While being homeschooled and raised in the Church, it wasn’t until attending Aliso Niguel High School when Fr. Timossi spent more time reading Sacred Scripture, which then prompted the future priest to take his spiritual life more seriously.
He received the sacrament of reconciliation, began praying more and studying the lives of saints. Fr. Timossi was particularly inspired by the life of St. Padre Pio, the Italian Capuchin Franciscan known for his charitable works and his unwavering devotion to the Lord. It is also believed that St. Padre Pio received the gift of the stigmata, which are wounds appearing on the same area of body as the wounds received by Jesus during the crucifixion.
The calling into religious life strengthened when he began attending St. Michael’s Abbey in Silverado, where he received spiritual guidance from the Norbertine priests at the monastery. He joined an order of Franciscans in upstate New York.

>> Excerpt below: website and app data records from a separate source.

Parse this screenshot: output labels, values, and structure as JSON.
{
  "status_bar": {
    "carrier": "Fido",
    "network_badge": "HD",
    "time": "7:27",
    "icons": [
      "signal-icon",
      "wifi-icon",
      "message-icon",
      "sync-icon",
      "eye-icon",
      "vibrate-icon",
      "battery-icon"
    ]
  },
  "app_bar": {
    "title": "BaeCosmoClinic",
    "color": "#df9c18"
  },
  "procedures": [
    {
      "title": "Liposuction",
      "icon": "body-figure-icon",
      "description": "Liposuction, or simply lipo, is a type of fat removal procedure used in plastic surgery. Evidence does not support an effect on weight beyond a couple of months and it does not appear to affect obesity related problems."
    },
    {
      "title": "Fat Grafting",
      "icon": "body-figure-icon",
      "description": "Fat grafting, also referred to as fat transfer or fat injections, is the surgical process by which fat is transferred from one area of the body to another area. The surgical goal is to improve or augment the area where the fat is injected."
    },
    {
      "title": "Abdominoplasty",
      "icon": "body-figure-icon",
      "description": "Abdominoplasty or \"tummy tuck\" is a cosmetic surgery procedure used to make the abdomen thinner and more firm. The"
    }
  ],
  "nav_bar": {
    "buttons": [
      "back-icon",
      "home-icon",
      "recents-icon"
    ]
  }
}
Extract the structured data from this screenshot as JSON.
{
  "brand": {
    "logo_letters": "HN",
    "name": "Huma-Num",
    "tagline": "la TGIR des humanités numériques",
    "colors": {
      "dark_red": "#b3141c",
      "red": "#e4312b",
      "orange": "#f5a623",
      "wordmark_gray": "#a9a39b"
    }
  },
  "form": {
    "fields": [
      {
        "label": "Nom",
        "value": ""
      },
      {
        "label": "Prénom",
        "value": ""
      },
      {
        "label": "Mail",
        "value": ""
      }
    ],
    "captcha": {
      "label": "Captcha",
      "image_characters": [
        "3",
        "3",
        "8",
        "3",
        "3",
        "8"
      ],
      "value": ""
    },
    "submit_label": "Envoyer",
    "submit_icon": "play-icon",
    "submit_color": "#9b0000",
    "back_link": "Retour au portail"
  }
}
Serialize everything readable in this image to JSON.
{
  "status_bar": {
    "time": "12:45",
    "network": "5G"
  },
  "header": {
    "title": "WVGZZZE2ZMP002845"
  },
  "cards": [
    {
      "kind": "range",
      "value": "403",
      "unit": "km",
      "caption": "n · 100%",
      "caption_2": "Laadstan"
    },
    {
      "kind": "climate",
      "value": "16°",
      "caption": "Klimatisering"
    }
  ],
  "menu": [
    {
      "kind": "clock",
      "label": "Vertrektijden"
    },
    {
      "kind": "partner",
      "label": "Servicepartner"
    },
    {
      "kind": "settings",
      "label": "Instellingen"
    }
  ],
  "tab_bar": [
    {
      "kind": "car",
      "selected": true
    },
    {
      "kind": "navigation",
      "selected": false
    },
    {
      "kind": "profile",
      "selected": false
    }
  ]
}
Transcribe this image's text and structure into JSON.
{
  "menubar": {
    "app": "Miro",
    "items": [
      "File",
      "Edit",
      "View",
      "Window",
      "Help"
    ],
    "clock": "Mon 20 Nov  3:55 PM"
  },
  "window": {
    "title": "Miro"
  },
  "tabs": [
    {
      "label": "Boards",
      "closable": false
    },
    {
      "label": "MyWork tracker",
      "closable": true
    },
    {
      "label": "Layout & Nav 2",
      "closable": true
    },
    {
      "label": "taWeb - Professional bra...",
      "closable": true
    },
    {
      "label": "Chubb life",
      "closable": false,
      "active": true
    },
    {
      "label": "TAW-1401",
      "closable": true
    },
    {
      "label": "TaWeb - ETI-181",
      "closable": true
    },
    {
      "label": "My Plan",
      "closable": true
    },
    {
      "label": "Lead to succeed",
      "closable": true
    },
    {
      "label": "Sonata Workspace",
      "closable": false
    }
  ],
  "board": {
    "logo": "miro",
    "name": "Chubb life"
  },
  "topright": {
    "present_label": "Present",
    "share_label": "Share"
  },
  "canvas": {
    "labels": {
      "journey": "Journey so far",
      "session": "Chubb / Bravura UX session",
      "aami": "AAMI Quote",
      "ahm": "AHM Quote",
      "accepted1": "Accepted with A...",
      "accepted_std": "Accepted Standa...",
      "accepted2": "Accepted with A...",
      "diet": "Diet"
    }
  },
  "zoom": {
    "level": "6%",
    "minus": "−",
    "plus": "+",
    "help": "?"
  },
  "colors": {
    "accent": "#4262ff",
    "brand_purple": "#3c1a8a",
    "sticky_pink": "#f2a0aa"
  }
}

“After two years of being in the community, I discerned the Lord seemed to be wanting me to study for the priesthood,” Fr. Timossi said.
He was sent to the Franciscan’s seminary in northern Italy, where he had opportunity to visit Padre Pio’s birthplace in Pietrelcina, as well as San Giovanni Rotondo, where Pio lived as a friar and where his body remains on display.
His resolve to enter the priesthood was strengthened by the experience. Fr. Timossi returned to California and then journeyed to Fort Wayne Indiana, where he spent time with a group of Franciscan Friars he had met in New York.
Fr. Timossi felt a calling to serve at the diocesan level and ultimately remained in Fort Wayne, Indiana. After his visit with family in Orange, Timossi returned to Fort Wayne for his first assignment at Our Lady of Good Hope, a parish with about 1,200 families.
Anne Timossi added: “As a mother, I feel like everything we have done has culminated in this and now I look forward to a unity, from wherever he is, united in prayer. It is not so much missing him. It is uniting my prayers to whatever is going on in his life because Jesus operates that way. There is no distance. So, I let him go wherever the Lord takes him.”